Your goal: All lines holding the word "data" should be located in the records and copied.
------------
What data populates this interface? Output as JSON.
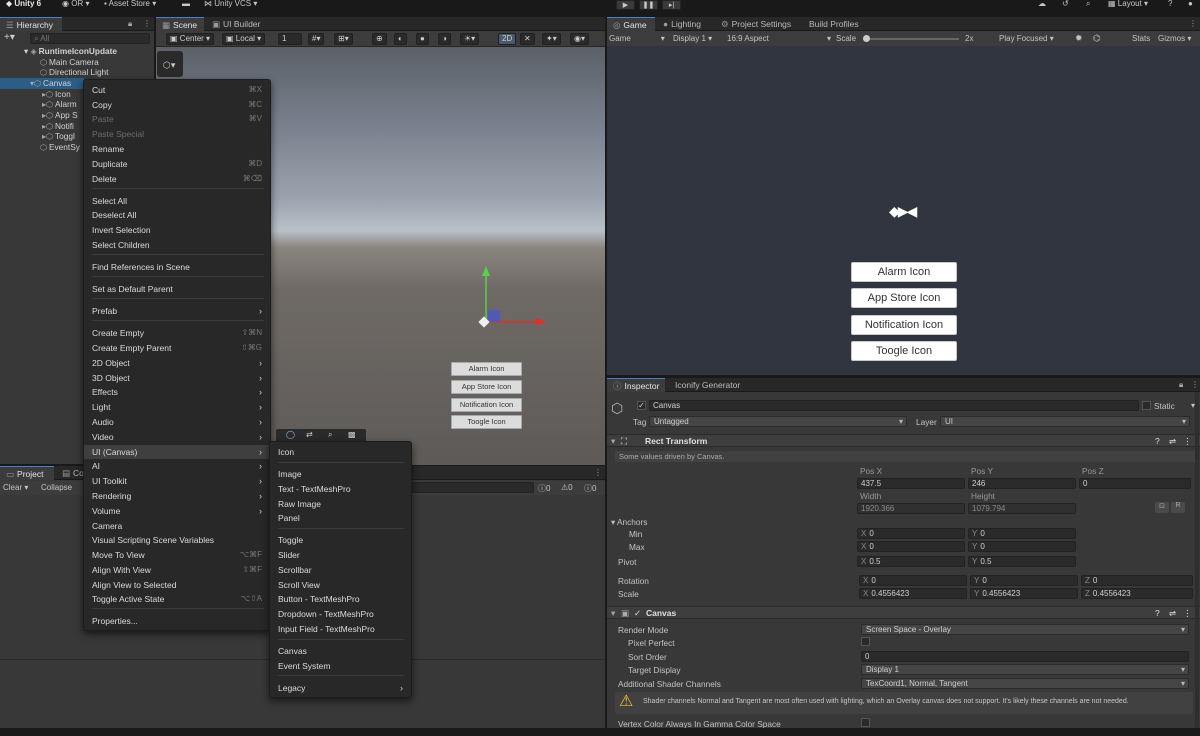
{
  "topbar": {
    "account": "Unity 6",
    "org": "OR",
    "asset_store": "Asset Store",
    "vcs": "Unity VCS",
    "layout": "Layout",
    "play_icon": "play-icon",
    "pause_icon": "pause-icon",
    "step_icon": "step-icon"
  },
  "hierarchy": {
    "tab": "Hierarchy",
    "search_placeholder": "All",
    "items": [
      "RuntimeIconUpdate",
      "Main Camera",
      "Directional Light",
      "Canvas",
      "Icon",
      "Alarm",
      "App S",
      "Notifi",
      "Toggl",
      "EventSy"
    ]
  },
  "scene": {
    "tabs": [
      "Scene",
      "UI Builder"
    ],
    "pivot": "Center",
    "space": "Local",
    "grid_value": "1",
    "mode_2d": "2D",
    "buttons": [
      "Alarm Icon",
      "App Store Icon",
      "Notification Icon",
      "Toogle Icon"
    ]
  },
  "game": {
    "tabs": [
      "Game",
      "Lighting",
      "Project Settings",
      "Build Profiles"
    ],
    "mode": "Game",
    "display": "Display 1",
    "aspect": "16:9 Aspect",
    "scale_label": "Scale",
    "scale_value": "2x",
    "play_focused": "Play Focused",
    "stats": "Stats",
    "gizmos": "Gizmos",
    "buttons": [
      "Alarm Icon",
      "App Store Icon",
      "Notification Icon",
      "Toogle Icon"
    ]
  },
  "project": {
    "tabs": [
      "Project",
      "Co"
    ],
    "clear": "Clear",
    "collapse": "Collapse",
    "counts": [
      "0",
      "0",
      "0"
    ]
  },
  "inspector": {
    "tabs": [
      "Inspector",
      "Iconify Generator"
    ],
    "object_name": "Canvas",
    "static_label": "Static",
    "tag_label": "Tag",
    "tag_value": "Untagged",
    "layer_label": "Layer",
    "layer_value": "UI",
    "rect_transform": {
      "title": "Rect Transform",
      "note": "Some values driven by Canvas.",
      "pos_x_label": "Pos X",
      "pos_x": "437.5",
      "pos_y_label": "Pos Y",
      "pos_y": "246",
      "pos_z_label": "Pos Z",
      "pos_z": "0",
      "width_label": "Width",
      "width": "1920.366",
      "height_label": "Height",
      "height": "1079.794",
      "anchors_label": "Anchors",
      "min_label": "Min",
      "min_x": "0",
      "min_y": "0",
      "max_label": "Max",
      "max_x": "0",
      "max_y": "0",
      "pivot_label": "Pivot",
      "pivot_x": "0.5",
      "pivot_y": "0.5",
      "rotation_label": "Rotation",
      "rot_x": "0",
      "rot_y": "0",
      "rot_z": "0",
      "scale_label": "Scale",
      "scale_x": "0.4556423",
      "scale_y": "0.4556423",
      "scale_z": "0.4556423",
      "r_button": "R"
    },
    "canvas": {
      "title": "Canvas",
      "render_mode_label": "Render Mode",
      "render_mode": "Screen Space - Overlay",
      "pixel_perfect_label": "Pixel Perfect",
      "sort_order_label": "Sort Order",
      "sort_order": "0",
      "target_display_label": "Target Display",
      "target_display": "Display 1",
      "shader_channels_label": "Additional Shader Channels",
      "shader_channels": "TexCoord1, Normal, Tangent",
      "warning": "Shader channels Normal and Tangent are most often used with lighting, which an Overlay canvas does not support. It's likely these channels are not needed.",
      "vertex_color_label": "Vertex Color Always In Gamma Color Space"
    }
  },
  "context_menu": {
    "items": [
      {
        "label": "Cut",
        "shortcut": "⌘X"
      },
      {
        "label": "Copy",
        "shortcut": "⌘C"
      },
      {
        "label": "Paste",
        "shortcut": "⌘V",
        "disabled": true
      },
      {
        "label": "Paste Special",
        "disabled": true
      },
      {
        "label": "Rename"
      },
      {
        "label": "Duplicate",
        "shortcut": "⌘D"
      },
      {
        "label": "Delete",
        "shortcut": "⌘⌫"
      },
      {
        "label": "Select All"
      },
      {
        "label": "Deselect All"
      },
      {
        "label": "Invert Selection"
      },
      {
        "label": "Select Children"
      },
      {
        "label": "Find References in Scene"
      },
      {
        "label": "Set as Default Parent"
      },
      {
        "label": "Prefab"
      },
      {
        "label": "Create Empty",
        "shortcut": "⇧⌘N"
      },
      {
        "label": "Create Empty Parent",
        "shortcut": "⇧⌘G"
      },
      {
        "label": "2D Object"
      },
      {
        "label": "3D Object"
      },
      {
        "label": "Effects"
      },
      {
        "label": "Light"
      },
      {
        "label": "Audio"
      },
      {
        "label": "Video"
      },
      {
        "label": "UI (Canvas)"
      },
      {
        "label": "AI"
      },
      {
        "label": "UI Toolkit"
      },
      {
        "label": "Rendering"
      },
      {
        "label": "Volume"
      },
      {
        "label": "Camera"
      },
      {
        "label": "Visual Scripting Scene Variables"
      },
      {
        "label": "Move To View",
        "shortcut": "⌥⌘F"
      },
      {
        "label": "Align With View",
        "shortcut": "⇧⌘F"
      },
      {
        "label": "Align View to Selected"
      },
      {
        "label": "Toggle Active State",
        "shortcut": "⌥⇧A"
      },
      {
        "label": "Properties..."
      }
    ]
  },
  "submenu": {
    "items": [
      "Icon",
      "Image",
      "Text - TextMeshPro",
      "Raw Image",
      "Panel",
      "Toggle",
      "Slider",
      "Scrollbar",
      "Scroll View",
      "Button - TextMeshPro",
      "Dropdown - TextMeshPro",
      "Input Field - TextMeshPro",
      "Canvas",
      "Event System",
      "Legacy"
    ]
  },
  "colors": {
    "selection": "#2c5d87",
    "accent": "#4a7fd0",
    "warning": "#f2c230"
  }
}
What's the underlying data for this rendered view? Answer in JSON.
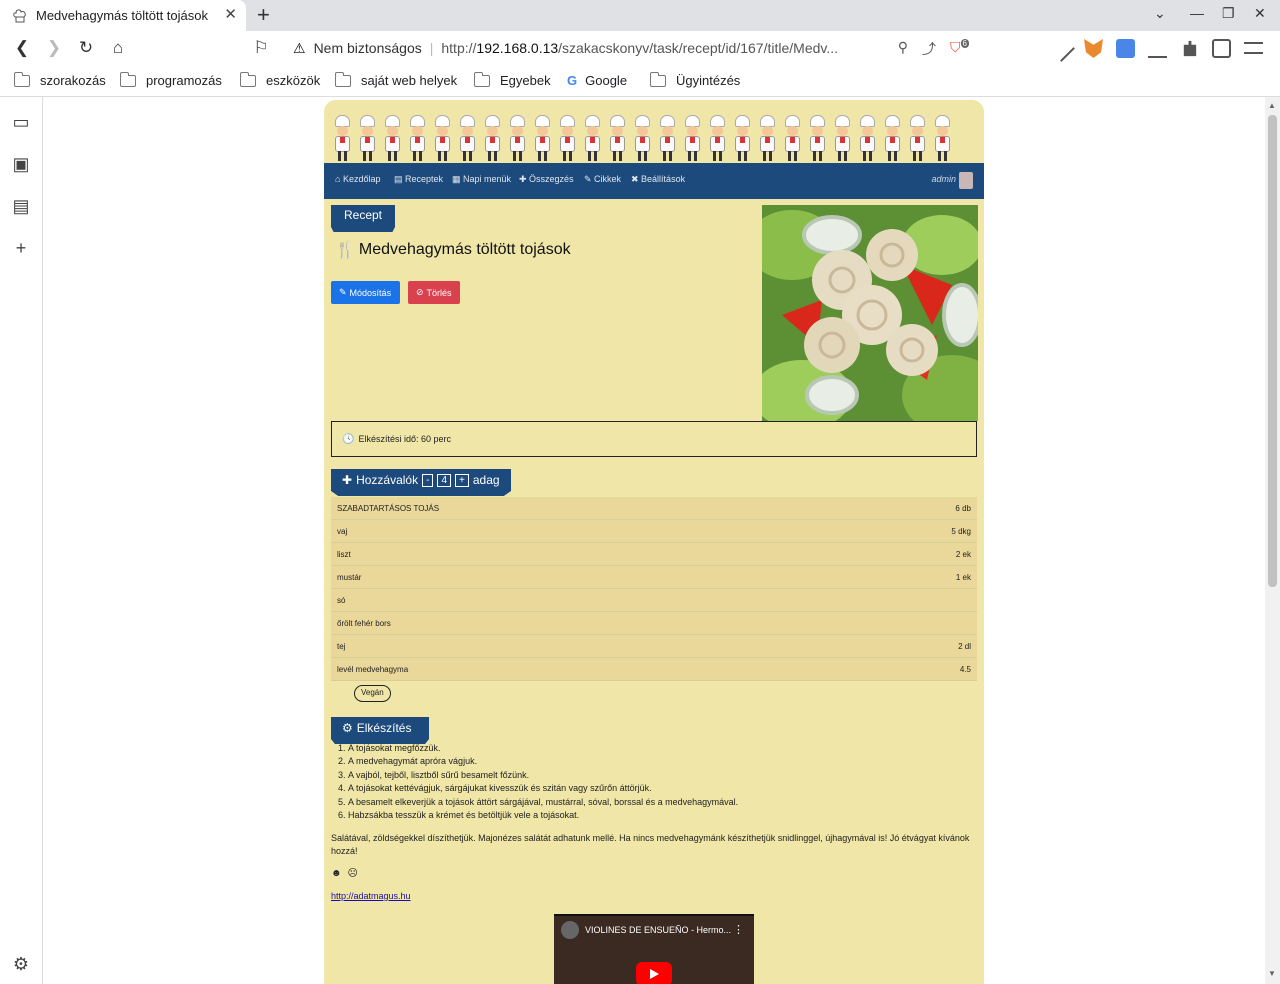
{
  "browser": {
    "tab_title": "Medvehagymás töltött tojások",
    "omnibox": {
      "insecure_label": "Nem biztonságos",
      "url_prefix": "http://",
      "url_host": "192.168.0.13",
      "url_path": "/szakacskonyv/task/recept/id/167/title/Medv..."
    },
    "brave_badge": "6",
    "bookmarks": [
      "szorakozás",
      "programozás",
      "eszközök",
      "saját web helyek",
      "Egyebek",
      "Google",
      "Ügyintézés"
    ],
    "icons": {
      "back": "back-arrow-icon",
      "forward": "forward-arrow-icon",
      "reload": "reload-icon",
      "home": "home-icon",
      "bookmark": "bookmark-icon",
      "zoom": "zoom-icon",
      "share": "share-icon"
    }
  },
  "site": {
    "nav": [
      "Kezdőlap",
      "Receptek",
      "Napi menük",
      "Összegzés",
      "Cikkek",
      "Beállítások"
    ],
    "user": "admin"
  },
  "recipe": {
    "section_label": "Recept",
    "title": "Medvehagymás töltött tojások",
    "edit_label": "Módosítás",
    "delete_label": "Törlés",
    "prep_time": "Elkészítési idő: 60 perc",
    "ingredients_label": "Hozzávalók",
    "servings_minus": "-",
    "servings": "4",
    "servings_plus": "+",
    "servings_unit": "adag",
    "ingredients": [
      {
        "name": "SZABADTARTÁSOS TOJÁS",
        "amount": "6 db"
      },
      {
        "name": "vaj",
        "amount": "5 dkg"
      },
      {
        "name": "liszt",
        "amount": "2 ek"
      },
      {
        "name": "mustár",
        "amount": "1 ek"
      },
      {
        "name": "só",
        "amount": ""
      },
      {
        "name": "őrölt fehér bors",
        "amount": ""
      },
      {
        "name": "tej",
        "amount": "2 dl"
      },
      {
        "name": "levél medvehagyma",
        "amount": "4.5"
      }
    ],
    "tag": "Vegán",
    "steps_label": "Elkészítés",
    "steps": [
      "A tojásokat megfőzzük.",
      "A medvehagymát apróra vágjuk.",
      "A vajból, tejből, lisztből sűrű besamelt főzünk.",
      "A tojásokat kettévágjuk, sárgájukat kivesszük és szitán vagy szűrőn áttörjük.",
      "A besamelt elkeverjük a tojások áttört sárgájával, mustárral, sóval, borssal és a medvehagymával.",
      "Habzsákba tesszük a krémet és betöltjük vele a tojásokat."
    ],
    "note": "Salátával, zöldségekkel díszíthetjük. Majonézes salátát adhatunk mellé. Ha nincs medvehagymánk készíthetjük snidlinggel, újhagymával is!  Jó étvágyat kívánok hozzá!",
    "link": "http://adatmagus.hu",
    "video_title": "VIOLINES DE ENSUEÑO - Hermo..."
  }
}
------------
Reply to the exercise:
What data populates this interface? Output as JSON.
What's the underlying data for this rendered view? Answer in JSON.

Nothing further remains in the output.